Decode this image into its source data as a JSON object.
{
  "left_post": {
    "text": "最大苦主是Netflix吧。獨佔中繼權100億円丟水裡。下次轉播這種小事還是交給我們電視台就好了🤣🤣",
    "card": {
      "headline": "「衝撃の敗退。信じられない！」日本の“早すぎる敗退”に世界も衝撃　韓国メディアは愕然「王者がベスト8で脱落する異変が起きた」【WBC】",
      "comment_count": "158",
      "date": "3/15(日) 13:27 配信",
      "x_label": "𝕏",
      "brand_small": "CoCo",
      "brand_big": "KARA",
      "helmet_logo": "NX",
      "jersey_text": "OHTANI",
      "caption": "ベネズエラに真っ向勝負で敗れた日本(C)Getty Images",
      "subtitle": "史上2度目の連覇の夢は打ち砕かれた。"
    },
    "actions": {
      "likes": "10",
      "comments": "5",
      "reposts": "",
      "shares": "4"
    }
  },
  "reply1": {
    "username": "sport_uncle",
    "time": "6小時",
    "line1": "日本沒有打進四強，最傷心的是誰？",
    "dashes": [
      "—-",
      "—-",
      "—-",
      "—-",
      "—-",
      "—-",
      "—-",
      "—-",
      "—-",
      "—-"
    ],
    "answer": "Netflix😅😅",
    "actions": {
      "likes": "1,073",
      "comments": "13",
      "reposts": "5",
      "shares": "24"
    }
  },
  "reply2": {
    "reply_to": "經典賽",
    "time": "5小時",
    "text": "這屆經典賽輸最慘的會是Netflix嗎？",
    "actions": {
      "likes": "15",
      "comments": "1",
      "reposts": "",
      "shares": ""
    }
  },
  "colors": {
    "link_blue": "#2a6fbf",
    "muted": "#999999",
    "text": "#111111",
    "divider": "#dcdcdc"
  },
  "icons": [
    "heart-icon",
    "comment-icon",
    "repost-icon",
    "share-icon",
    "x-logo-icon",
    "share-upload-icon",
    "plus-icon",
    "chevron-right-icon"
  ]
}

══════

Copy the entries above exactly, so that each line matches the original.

Decode this image into its source data as a JSON object.
{
  "left_post": {
    "text": "最大苦主是Netflix吧。獨佔中繼權100億円丟水裡。下次轉播這種小事還是交給我們電視台就好了🤣🤣",
    "card": {
      "headline": "「衝撃の敗退。信じられない！」日本の“早すぎる敗退”に世界も衝撃　韓国メディアは愕然「王者がベスト8で脱落する異変が起きた」【WBC】",
      "comment_count": "158",
      "date": "3/15(日) 13:27 配信",
      "x_label": "𝕏",
      "brand_small": "CoCo",
      "brand_big": "KARA",
      "helmet_logo": "NX",
      "jersey_text": "OHTANI",
      "caption": "ベネズエラに真っ向勝負で敗れた日本(C)Getty Images",
      "subtitle": "史上2度目の連覇の夢は打ち砕かれた。"
    },
    "actions": {
      "likes": "10",
      "comments": "5",
      "reposts": "",
      "shares": "4"
    }
  },
  "reply1": {
    "username": "sport_uncle",
    "time": "6小時",
    "line1": "日本沒有打進四強，最傷心的是誰？",
    "dashes": [
      "—-",
      "—-",
      "—-",
      "—-",
      "—-",
      "—-",
      "—-",
      "—-",
      "—-",
      "—-"
    ],
    "answer": "Netflix😅😅",
    "actions": {
      "likes": "1,073",
      "comments": "13",
      "reposts": "5",
      "shares": "24"
    }
  },
  "reply2": {
    "reply_to": "經典賽",
    "time": "5小時",
    "text": "這屆經典賽輸最慘的會是Netflix嗎？",
    "actions": {
      "likes": "15",
      "comments": "1",
      "reposts": "",
      "shares": ""
    }
  },
  "colors": {
    "link_blue": "#2a6fbf",
    "muted": "#999999",
    "text": "#111111",
    "divider": "#dcdcdc"
  },
  "icons": [
    "heart-icon",
    "comment-icon",
    "repost-icon",
    "share-icon",
    "x-logo-icon",
    "share-upload-icon",
    "plus-icon",
    "chevron-right-icon"
  ]
}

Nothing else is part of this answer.